◆ Work item ◆
Tell how many lines in the data hold "Telemachus", giving that figure alone.

◆ Dataset excerpts ◆
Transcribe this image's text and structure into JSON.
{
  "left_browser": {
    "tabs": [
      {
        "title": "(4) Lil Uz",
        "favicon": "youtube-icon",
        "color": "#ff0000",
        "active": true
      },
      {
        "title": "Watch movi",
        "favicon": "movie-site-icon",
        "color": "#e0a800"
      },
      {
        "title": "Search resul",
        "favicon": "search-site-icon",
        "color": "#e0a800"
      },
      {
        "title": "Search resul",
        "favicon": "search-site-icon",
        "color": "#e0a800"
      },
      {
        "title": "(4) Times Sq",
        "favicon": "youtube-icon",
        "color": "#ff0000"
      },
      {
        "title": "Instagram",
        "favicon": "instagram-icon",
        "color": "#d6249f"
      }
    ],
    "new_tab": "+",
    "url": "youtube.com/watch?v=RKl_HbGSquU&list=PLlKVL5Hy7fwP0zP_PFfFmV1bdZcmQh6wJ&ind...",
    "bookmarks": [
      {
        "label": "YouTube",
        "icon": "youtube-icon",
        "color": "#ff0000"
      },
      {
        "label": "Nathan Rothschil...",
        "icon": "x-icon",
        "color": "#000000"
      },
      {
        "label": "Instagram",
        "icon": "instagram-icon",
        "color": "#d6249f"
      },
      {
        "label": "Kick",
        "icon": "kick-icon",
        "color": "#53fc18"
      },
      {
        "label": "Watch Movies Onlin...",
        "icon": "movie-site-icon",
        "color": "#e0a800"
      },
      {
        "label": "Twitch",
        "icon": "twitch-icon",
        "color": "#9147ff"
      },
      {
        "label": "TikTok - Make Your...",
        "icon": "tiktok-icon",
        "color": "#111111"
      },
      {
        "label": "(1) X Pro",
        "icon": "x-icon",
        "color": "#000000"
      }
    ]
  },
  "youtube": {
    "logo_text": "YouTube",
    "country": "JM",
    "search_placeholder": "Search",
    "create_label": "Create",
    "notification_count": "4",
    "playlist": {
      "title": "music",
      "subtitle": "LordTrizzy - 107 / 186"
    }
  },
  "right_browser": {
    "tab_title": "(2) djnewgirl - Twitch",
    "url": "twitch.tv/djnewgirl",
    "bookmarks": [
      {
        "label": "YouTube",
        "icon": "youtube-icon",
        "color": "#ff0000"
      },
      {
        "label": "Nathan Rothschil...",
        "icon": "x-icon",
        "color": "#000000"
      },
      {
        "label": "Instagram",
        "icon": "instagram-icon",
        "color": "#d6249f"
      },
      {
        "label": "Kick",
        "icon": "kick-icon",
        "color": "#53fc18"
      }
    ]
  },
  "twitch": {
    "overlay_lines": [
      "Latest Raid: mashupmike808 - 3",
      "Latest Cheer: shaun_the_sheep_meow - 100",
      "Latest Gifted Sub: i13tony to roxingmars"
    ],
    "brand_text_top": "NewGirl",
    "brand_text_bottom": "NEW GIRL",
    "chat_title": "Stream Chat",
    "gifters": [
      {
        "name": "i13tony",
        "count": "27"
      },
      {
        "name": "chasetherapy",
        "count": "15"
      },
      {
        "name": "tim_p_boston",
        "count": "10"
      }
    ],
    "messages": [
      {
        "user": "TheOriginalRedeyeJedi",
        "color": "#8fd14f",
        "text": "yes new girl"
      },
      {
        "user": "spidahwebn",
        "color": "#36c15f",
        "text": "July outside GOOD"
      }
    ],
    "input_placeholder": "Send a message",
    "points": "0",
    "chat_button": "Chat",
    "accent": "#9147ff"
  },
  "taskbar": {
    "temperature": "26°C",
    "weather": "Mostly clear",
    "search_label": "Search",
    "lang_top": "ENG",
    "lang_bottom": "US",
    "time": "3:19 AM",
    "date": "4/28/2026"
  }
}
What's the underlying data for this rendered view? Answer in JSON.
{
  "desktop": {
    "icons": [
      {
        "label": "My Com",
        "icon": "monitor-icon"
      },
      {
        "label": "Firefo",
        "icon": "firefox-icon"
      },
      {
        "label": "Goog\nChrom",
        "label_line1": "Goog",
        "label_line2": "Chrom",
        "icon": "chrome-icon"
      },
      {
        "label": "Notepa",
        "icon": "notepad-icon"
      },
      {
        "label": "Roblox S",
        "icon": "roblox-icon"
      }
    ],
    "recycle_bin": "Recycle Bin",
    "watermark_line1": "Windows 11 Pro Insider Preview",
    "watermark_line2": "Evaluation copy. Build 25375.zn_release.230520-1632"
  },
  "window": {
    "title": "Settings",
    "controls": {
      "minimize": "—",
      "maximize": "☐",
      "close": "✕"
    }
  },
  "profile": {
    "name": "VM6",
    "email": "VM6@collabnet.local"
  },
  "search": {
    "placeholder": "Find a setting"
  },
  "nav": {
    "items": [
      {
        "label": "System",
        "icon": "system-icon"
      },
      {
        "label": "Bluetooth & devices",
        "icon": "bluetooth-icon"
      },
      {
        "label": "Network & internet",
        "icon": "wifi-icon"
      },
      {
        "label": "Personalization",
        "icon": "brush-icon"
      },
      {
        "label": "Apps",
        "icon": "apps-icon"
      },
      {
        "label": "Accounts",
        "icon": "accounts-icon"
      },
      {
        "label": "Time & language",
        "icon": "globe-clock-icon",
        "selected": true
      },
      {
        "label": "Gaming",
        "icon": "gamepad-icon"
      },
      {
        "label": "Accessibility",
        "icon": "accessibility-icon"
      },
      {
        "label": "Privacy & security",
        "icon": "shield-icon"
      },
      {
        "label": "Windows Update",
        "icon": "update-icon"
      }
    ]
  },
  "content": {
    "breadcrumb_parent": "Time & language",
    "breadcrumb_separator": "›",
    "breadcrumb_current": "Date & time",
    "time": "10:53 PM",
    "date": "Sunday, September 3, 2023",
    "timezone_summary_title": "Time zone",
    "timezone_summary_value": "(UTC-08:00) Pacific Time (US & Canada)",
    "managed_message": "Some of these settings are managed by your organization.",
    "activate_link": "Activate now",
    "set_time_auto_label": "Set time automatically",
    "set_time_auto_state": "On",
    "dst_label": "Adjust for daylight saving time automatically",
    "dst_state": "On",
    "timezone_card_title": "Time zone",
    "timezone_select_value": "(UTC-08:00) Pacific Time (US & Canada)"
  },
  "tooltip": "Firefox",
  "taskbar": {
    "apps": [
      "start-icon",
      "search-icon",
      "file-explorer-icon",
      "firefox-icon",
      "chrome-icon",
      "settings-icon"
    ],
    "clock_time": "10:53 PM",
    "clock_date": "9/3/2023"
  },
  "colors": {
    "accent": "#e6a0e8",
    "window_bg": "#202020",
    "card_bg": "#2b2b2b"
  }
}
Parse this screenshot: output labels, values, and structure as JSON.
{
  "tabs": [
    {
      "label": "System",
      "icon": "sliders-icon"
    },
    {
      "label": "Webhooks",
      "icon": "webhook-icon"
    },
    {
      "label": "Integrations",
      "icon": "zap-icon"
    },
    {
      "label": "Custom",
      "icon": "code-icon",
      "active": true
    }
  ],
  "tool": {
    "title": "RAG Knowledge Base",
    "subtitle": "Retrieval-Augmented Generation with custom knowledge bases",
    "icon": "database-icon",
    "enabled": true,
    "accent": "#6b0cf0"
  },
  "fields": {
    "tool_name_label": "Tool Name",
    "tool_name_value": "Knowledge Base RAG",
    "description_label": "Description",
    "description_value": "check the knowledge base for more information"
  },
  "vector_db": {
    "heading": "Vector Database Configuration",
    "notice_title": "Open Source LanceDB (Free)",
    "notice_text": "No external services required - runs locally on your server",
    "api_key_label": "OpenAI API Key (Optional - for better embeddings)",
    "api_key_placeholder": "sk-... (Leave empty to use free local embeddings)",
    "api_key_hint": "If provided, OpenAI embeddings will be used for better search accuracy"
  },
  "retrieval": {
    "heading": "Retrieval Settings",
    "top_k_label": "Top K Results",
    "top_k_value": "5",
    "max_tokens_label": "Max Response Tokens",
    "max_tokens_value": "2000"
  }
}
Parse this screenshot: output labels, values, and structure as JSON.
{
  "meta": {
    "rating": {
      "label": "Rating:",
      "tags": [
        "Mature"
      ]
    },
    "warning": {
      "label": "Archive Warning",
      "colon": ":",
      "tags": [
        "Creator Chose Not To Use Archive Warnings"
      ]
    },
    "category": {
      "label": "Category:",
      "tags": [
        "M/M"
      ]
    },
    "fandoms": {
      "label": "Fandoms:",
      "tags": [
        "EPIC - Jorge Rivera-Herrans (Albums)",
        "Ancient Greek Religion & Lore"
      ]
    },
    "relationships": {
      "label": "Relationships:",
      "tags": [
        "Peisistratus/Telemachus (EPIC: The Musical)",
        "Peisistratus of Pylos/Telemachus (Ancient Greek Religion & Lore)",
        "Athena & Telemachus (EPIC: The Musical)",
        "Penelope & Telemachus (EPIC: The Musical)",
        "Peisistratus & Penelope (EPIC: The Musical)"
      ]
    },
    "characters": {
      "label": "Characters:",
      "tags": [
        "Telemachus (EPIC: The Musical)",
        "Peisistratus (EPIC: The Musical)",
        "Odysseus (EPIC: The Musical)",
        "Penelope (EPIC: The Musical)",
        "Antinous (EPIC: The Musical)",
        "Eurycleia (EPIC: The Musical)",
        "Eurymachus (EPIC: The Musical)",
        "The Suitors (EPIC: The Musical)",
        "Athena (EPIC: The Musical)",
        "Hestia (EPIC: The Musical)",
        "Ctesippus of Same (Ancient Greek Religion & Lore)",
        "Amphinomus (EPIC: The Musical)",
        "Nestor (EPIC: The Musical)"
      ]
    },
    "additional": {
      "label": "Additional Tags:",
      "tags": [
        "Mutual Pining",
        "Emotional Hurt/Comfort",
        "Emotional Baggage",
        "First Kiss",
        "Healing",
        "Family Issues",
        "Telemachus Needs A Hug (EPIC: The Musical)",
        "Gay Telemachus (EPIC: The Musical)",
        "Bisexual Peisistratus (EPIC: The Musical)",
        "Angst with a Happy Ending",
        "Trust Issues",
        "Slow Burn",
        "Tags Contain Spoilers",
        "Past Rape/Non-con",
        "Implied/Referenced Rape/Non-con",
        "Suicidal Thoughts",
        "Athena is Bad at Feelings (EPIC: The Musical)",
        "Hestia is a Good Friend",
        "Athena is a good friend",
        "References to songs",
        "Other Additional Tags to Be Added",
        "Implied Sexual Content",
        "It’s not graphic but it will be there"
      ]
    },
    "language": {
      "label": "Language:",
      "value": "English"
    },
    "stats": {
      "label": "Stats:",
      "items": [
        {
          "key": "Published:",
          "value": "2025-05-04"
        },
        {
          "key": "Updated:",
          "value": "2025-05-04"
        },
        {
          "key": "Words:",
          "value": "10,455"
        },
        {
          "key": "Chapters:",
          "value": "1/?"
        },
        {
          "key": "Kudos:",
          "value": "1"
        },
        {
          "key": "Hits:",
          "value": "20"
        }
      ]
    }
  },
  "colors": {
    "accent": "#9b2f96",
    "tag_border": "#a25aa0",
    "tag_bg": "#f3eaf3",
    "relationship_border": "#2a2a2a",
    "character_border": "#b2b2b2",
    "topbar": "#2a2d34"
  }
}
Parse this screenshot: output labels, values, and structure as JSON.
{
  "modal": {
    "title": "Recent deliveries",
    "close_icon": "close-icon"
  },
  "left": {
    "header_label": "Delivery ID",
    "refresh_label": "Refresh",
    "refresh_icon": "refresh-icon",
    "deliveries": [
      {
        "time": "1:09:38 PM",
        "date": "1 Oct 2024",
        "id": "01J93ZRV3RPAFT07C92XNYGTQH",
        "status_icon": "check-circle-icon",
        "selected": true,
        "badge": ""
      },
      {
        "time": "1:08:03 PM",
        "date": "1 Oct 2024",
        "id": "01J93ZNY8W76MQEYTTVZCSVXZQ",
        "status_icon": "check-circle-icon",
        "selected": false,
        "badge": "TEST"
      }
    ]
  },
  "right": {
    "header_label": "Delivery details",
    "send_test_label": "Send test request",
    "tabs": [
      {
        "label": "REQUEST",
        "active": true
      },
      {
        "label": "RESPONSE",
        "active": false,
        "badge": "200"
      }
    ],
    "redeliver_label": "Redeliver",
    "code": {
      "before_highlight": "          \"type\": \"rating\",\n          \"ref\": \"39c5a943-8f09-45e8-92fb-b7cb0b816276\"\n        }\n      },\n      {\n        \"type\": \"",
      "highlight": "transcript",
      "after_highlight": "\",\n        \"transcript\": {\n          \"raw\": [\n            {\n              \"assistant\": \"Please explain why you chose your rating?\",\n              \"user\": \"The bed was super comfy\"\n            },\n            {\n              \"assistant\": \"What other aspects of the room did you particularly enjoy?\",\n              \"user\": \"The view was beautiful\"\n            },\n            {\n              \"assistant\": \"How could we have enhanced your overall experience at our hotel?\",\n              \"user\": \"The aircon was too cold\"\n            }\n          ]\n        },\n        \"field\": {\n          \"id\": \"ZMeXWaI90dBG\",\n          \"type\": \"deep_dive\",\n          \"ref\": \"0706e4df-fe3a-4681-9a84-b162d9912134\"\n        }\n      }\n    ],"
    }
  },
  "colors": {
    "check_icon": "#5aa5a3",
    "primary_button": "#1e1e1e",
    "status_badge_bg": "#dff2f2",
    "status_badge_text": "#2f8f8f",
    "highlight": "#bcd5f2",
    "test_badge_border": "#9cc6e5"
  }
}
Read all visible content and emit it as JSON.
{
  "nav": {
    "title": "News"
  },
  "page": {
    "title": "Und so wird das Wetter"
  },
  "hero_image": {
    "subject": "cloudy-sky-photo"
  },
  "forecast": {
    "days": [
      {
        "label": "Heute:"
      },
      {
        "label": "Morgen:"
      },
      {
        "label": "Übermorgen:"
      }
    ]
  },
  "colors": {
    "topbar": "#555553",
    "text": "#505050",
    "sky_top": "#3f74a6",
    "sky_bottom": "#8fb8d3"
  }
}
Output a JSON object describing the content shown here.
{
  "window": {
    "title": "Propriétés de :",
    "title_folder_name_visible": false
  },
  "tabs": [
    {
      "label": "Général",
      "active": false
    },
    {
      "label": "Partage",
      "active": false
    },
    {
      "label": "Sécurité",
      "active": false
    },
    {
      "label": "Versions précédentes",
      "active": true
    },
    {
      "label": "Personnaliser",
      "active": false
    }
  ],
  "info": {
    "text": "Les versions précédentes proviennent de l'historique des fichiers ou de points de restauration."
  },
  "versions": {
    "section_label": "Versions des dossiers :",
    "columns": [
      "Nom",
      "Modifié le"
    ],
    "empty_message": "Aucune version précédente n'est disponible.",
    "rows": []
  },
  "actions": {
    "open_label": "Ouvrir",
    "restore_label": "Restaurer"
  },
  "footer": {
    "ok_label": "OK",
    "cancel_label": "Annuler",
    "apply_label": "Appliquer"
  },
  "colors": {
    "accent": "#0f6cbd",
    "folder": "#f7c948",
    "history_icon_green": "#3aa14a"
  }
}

◆ Reply to the exercise ◆
7